 - November 16, 2022, 3:39 PM
A Delta Air Lines Airbus A350 touches down at Tokyo Haneda Airport. (Photo: Flickr: Creative Commons (BY-SA) by SJByles)

The Air Line Pilots Association again has raised objections to what it calls airlines' improper use of U.S. work visas to recruit foreign temporary pilots and shift flying away from U.S. aviation workers. The most recent complaint stems from the removal of a clause in the Department of Transportation's approval of a joint venture agreement between Delta Air Lines and LATAM that ALPA claims ensured U.S. pilots and other workers “a fair and equitable share of growth in flying.”

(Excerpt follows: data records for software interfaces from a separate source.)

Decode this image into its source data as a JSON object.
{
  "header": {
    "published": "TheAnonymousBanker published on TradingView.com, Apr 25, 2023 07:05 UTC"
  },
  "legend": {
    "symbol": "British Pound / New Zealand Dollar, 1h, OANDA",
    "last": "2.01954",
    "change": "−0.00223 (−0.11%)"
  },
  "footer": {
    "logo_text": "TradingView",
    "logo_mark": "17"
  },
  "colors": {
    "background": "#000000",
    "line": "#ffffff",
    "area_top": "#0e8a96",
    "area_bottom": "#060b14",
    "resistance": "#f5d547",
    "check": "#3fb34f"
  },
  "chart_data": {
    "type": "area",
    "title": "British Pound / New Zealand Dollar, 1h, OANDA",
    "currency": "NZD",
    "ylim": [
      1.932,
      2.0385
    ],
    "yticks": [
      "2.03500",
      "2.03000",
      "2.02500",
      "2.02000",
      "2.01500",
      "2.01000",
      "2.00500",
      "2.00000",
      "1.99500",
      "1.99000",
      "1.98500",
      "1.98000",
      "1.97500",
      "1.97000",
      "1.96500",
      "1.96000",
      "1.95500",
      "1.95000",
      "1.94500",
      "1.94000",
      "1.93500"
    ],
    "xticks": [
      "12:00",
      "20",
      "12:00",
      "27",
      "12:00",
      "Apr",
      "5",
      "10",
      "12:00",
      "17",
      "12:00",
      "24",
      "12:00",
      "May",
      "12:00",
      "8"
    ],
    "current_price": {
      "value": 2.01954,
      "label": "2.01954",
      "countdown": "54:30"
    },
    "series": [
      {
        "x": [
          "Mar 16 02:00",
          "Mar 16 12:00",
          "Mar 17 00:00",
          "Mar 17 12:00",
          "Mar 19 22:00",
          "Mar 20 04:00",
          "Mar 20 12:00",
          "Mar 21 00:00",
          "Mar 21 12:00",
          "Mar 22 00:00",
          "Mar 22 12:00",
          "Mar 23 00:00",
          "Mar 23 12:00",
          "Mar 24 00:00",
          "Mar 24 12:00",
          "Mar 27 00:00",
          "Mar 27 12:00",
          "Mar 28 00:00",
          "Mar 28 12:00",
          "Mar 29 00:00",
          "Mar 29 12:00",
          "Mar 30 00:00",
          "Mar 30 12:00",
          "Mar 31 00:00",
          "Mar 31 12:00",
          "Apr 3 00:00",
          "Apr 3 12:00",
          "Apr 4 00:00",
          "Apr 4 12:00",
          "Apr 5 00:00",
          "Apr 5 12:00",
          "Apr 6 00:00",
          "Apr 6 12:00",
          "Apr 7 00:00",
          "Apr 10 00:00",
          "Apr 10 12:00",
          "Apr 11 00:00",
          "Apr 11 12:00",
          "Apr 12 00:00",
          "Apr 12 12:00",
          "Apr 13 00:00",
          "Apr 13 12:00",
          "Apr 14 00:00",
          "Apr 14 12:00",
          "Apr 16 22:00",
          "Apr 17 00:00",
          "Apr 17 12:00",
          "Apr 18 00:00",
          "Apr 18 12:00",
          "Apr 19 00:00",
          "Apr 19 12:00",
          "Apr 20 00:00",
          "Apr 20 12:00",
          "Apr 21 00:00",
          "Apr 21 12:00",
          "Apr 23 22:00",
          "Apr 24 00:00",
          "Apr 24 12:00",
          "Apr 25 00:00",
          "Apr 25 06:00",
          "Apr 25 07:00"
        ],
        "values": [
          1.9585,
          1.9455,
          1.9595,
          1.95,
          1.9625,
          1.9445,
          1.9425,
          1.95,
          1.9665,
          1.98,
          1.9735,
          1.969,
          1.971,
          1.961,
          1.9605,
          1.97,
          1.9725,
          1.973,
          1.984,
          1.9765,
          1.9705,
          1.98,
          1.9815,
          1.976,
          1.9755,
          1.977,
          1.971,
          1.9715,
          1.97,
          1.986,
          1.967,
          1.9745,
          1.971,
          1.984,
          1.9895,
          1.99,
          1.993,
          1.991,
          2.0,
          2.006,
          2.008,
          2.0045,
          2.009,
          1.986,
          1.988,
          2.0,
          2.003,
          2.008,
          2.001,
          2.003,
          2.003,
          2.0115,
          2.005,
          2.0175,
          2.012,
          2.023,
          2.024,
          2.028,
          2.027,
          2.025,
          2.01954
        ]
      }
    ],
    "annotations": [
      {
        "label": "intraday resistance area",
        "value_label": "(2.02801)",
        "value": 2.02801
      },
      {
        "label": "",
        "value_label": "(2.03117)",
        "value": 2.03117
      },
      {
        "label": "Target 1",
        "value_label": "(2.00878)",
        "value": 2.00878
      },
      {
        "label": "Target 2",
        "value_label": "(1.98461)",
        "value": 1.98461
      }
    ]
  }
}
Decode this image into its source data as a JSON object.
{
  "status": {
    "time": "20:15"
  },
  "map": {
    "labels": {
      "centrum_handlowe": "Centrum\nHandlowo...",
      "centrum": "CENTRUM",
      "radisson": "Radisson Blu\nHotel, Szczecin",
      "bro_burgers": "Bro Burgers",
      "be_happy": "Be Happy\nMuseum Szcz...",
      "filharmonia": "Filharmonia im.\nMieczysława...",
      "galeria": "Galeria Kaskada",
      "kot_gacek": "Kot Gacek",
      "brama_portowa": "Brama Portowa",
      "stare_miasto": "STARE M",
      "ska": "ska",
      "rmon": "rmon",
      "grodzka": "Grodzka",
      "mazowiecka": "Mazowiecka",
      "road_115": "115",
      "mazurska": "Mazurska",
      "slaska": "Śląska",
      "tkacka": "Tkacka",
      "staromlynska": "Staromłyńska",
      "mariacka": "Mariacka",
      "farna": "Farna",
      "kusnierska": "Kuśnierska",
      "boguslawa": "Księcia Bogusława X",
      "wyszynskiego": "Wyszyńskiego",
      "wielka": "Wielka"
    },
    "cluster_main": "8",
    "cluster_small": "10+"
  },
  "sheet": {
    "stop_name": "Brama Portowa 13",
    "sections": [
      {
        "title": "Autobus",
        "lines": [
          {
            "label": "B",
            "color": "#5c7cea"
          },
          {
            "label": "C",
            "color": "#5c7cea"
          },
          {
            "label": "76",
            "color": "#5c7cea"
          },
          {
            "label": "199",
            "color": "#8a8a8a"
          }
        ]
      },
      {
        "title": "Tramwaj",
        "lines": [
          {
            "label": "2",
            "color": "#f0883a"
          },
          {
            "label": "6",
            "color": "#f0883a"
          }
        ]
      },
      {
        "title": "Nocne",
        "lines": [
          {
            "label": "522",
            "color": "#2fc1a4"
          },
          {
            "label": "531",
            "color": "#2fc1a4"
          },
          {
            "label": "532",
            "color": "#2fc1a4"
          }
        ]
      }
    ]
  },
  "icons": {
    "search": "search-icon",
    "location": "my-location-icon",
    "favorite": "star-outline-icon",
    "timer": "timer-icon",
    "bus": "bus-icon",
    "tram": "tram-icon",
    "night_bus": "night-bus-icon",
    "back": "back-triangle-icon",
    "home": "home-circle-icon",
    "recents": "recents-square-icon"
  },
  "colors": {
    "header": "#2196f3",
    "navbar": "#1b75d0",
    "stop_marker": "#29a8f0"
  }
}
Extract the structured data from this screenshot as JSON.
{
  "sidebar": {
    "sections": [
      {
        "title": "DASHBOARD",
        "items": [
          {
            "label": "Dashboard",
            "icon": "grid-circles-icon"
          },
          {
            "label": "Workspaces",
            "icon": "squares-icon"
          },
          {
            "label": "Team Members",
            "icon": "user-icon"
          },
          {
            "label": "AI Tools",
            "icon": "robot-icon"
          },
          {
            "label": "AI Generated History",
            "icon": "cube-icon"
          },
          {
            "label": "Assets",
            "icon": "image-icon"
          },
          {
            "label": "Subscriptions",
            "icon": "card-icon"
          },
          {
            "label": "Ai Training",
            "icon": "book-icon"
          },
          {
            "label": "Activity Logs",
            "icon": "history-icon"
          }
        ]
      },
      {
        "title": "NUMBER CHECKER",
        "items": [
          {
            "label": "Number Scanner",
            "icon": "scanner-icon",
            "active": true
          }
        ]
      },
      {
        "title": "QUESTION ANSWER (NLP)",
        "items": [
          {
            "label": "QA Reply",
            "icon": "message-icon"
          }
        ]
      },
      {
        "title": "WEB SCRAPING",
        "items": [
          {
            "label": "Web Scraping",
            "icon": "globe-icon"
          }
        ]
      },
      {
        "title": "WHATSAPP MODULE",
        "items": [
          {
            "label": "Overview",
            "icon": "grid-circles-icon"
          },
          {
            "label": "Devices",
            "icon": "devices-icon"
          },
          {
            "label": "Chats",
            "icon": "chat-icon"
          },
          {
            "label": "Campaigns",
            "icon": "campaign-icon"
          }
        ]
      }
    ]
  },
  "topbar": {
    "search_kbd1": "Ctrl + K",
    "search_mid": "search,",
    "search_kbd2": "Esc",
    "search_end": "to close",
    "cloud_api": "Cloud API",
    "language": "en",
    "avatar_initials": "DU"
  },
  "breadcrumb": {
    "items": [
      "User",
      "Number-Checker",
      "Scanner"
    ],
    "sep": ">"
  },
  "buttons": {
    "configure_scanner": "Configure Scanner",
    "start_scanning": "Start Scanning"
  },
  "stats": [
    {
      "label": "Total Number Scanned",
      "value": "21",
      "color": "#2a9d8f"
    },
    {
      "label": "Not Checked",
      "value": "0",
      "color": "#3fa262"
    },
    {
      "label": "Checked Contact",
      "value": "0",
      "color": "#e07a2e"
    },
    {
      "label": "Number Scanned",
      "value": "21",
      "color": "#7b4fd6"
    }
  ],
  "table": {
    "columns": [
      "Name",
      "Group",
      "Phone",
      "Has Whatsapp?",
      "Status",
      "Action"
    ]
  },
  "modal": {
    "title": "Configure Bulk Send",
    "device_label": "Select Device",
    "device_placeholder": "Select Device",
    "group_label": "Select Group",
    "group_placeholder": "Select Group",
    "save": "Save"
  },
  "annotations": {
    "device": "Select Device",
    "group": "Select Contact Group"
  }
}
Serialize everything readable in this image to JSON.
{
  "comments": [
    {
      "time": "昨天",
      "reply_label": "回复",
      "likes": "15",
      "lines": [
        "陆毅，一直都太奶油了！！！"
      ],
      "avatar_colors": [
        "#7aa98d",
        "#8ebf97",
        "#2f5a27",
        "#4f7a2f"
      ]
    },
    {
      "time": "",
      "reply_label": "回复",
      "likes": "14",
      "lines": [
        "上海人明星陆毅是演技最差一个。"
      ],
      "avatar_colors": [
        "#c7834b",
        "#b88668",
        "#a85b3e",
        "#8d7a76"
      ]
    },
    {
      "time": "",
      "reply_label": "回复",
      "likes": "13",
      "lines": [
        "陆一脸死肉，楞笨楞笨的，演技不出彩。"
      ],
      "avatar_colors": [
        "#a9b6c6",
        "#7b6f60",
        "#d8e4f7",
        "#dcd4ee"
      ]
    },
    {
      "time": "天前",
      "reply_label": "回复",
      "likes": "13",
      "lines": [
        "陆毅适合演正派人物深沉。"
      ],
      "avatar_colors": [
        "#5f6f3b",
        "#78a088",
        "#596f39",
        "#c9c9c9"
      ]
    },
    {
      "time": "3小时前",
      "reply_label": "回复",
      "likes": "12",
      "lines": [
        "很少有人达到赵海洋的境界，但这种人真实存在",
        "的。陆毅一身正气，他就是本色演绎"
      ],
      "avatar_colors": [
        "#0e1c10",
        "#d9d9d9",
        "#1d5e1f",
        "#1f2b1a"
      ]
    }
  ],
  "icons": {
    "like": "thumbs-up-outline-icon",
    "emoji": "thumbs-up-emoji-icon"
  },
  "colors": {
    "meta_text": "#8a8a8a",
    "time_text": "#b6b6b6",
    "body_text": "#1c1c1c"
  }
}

In a statement released Tuesday, ALPA cited an “alarming” increase in pilot positions certified by the Department of Labor to allow employer sponsorship of H1-B and E-3 visas for “specialty occupations.” The “specialty occupation” designation denotes a minimum of a bachelor’s degree or its equivalent in the specialty as a prerequisite for employment. According to ALPA, the U.S. Citizenship and Immigration Services Administrative Appeals Office has repeatedly determined that the piloting profession does not qualify as a specialty occupation.

At last week’s AFL-CIO Transportation Trades Department (TTD) Executive Committee meeting, member unions adopted a policy statement calling on the government to ensure airlines do not exploit existing visa programs to displace U.S. pilots with foreign workers and undermine collective bargaining rights.

“ALPA and the TTD are perplexed by the Department of Transportation’s decision to remove this pro-labor clause in the Delta-LATAM joint venture,” said ALPA president Joe DePete. “As ALPA and the AFL-CIO explained, their rationale is at odds with the Biden Administration’s otherwise unambiguous pro-worker agenda and reflects a longstanding preference for nonlabor interests when it comes to international aviation. We had hoped the department would be more supportive of such employee clauses and support ALPA’s efforts to protect U.S. airline employees and level the playing field for labor in the international arena, as promised.”

In a June 23 letter to Department of Homeland Security (DHS) Secretary Alejandro Mayorkas, DePete and Spirit Airlines ALPA unit chairman Ryan Muller called on the DHS to help prevent U.S. airlines from “misusing” the specialty occupation visa designation.

“Despite a verifiable excess of available, qualified pilots in the United States, Spirit Airlines is actively seeking to recruit pilots from Australia using the E-3 visa program,” said the letter. “ALPA is calling on DHS to help set precedent that airline pilot positions are not classified as a ‘specialty occupation’ and coordinate closely with the Department of State to ensure that E-3 reviewers are aware of such precedent.”

ALPA characterizes the airlines’ efforts to recruit foreign pilots “as nothing more than [an effort] to undercut U.S. workers and their collective bargaining power” and part of a larger campaign to weaken aviation safety rules by reducing pilot training. “While there are clearly workforce challenges in all sectors of the transportation industry, for airline pilots there are actually more than enough pilots to meet demand, according to the FAA’s own pilot production data,” said DePete. “However, some airlines, that do not offer appropriate compensation and quality-of-life conditions, are having difficulty retaining pilots. That’s not a reason to misuse the U.S. visa program and undermine U.S. workers.”

The trade group representing Delta and six other U.S. passenger airlines, Airlines for America, declined to comment on ALPA’s claims. AIN also attempted to elicit comment from Delta and the International Air Transport Association, neither of which offered a position as of publication time.